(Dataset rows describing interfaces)

****

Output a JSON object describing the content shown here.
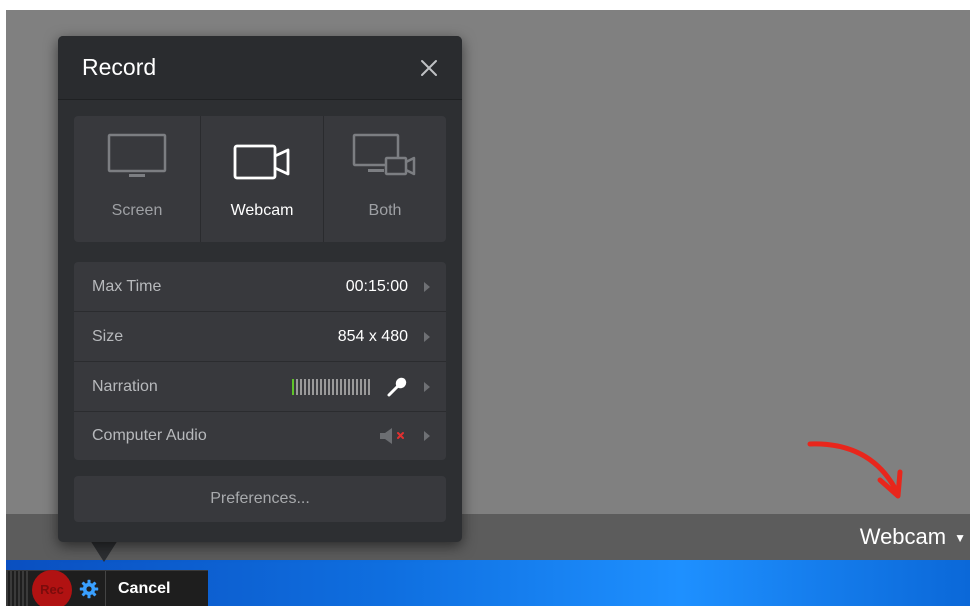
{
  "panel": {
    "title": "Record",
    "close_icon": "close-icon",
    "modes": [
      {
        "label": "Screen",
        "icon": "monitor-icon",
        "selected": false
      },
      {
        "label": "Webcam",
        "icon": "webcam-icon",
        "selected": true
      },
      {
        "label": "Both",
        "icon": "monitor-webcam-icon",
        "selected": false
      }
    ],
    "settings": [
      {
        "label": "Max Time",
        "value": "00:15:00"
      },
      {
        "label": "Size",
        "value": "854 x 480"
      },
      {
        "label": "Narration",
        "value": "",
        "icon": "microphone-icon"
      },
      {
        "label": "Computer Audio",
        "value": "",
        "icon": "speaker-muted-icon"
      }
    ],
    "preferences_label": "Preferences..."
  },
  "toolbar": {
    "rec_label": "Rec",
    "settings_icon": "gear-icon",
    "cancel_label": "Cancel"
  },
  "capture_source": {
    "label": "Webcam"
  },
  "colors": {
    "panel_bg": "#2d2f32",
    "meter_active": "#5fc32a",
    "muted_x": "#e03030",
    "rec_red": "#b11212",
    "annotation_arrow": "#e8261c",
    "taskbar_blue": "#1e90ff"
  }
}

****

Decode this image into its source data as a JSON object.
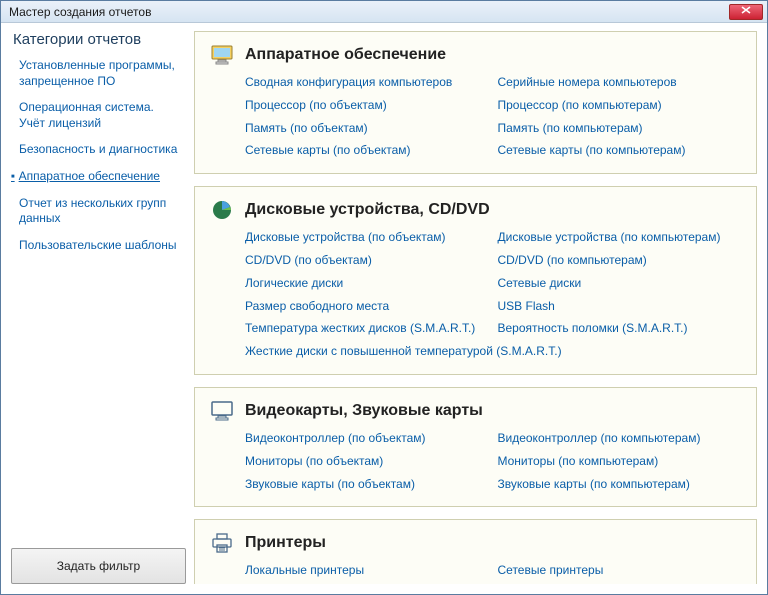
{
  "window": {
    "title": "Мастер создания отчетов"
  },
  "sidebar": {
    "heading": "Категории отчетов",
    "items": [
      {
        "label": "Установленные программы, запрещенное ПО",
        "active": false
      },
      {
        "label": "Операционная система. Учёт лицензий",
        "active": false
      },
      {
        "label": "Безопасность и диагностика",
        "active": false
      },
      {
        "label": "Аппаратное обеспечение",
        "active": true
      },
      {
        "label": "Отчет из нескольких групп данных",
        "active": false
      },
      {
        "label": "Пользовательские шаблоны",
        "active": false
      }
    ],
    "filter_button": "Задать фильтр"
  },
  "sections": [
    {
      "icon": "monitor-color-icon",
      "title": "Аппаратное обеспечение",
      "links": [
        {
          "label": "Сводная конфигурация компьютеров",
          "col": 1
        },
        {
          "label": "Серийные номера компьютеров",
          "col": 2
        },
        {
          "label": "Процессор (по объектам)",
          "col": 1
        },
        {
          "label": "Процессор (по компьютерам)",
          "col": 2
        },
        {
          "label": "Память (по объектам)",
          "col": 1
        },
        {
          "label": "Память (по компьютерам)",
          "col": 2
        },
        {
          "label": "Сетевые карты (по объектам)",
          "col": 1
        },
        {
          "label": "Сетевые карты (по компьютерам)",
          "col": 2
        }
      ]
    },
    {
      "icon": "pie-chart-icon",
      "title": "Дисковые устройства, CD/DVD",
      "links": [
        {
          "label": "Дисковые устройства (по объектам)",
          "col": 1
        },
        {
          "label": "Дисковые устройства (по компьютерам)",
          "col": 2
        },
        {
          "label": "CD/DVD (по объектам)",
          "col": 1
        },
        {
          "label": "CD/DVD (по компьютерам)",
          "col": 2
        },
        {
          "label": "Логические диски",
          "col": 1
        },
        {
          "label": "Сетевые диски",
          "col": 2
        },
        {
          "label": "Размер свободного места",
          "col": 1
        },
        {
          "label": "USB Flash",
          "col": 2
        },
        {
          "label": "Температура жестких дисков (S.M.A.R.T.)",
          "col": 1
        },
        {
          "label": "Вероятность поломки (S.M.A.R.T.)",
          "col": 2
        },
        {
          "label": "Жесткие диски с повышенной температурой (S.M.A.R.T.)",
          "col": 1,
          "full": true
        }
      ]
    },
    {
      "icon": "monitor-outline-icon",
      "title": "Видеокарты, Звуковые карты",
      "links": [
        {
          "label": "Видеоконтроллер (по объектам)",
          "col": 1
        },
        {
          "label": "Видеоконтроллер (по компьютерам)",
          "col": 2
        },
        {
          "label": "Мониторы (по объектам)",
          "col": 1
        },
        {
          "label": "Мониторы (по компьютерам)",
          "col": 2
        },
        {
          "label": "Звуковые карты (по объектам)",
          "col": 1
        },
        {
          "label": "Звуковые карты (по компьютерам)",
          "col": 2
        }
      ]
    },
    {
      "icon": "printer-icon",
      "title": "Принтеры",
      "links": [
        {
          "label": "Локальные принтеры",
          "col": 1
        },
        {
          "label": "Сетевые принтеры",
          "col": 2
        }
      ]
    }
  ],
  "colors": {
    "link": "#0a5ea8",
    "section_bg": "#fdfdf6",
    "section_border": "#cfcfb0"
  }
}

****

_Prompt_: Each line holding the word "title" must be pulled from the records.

_Result of the exercise_:
    "title": "Record",
    "title": "Мастер создания отчетов"
      "title": "Аппаратное обеспечение",
      "title": "Дисковые устройства, CD/DVD",
      "title": "Видеокарты, Звуковые карты",
      "title": "Принтеры",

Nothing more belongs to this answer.